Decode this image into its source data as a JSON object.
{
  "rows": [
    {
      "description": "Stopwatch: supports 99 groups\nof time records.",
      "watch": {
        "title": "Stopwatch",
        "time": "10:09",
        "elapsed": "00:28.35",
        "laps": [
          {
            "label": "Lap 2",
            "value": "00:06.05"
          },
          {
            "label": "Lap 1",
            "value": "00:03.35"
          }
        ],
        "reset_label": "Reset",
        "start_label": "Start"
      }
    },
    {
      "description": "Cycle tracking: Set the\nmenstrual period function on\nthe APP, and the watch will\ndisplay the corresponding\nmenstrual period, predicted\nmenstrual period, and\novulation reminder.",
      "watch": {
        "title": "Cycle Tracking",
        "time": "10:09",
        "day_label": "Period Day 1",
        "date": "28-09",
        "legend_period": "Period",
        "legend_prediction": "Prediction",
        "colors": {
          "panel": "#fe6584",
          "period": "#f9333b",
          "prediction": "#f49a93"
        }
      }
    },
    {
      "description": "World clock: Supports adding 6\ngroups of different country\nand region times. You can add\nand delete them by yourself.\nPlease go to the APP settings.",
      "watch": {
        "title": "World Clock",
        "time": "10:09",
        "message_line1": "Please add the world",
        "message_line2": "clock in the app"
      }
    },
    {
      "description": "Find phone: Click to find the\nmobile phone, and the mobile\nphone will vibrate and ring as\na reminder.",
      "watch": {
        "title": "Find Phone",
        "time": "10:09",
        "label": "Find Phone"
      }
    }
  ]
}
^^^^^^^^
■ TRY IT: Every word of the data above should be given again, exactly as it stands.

■ THE COMPLETED TASK:
Decode this image into its source data as a JSON object.
{
  "rows": [
    {
      "description": "Stopwatch: supports 99 groups\nof time records.",
      "watch": {
        "title": "Stopwatch",
        "time": "10:09",
        "elapsed": "00:28.35",
        "laps": [
          {
            "label": "Lap 2",
            "value": "00:06.05"
          },
          {
            "label": "Lap 1",
            "value": "00:03.35"
          }
        ],
        "reset_label": "Reset",
        "start_label": "Start"
      }
    },
    {
      "description": "Cycle tracking: Set the\nmenstrual period function on\nthe APP, and the watch will\ndisplay the corresponding\nmenstrual period, predicted\nmenstrual period, and\novulation reminder.",
      "watch": {
        "title": "Cycle Tracking",
        "time": "10:09",
        "day_label": "Period Day 1",
        "date": "28-09",
        "legend_period": "Period",
        "legend_prediction": "Prediction",
        "colors": {
          "panel": "#fe6584",
          "period": "#f9333b",
          "prediction": "#f49a93"
        }
      }
    },
    {
      "description": "World clock: Supports adding 6\ngroups of different country\nand region times. You can add\nand delete them by yourself.\nPlease go to the APP settings.",
      "watch": {
        "title": "World Clock",
        "time": "10:09",
        "message_line1": "Please add the world",
        "message_line2": "clock in the app"
      }
    },
    {
      "description": "Find phone: Click to find the\nmobile phone, and the mobile\nphone will vibrate and ring as\na reminder.",
      "watch": {
        "title": "Find Phone",
        "time": "10:09",
        "label": "Find Phone"
      }
    }
  ]
}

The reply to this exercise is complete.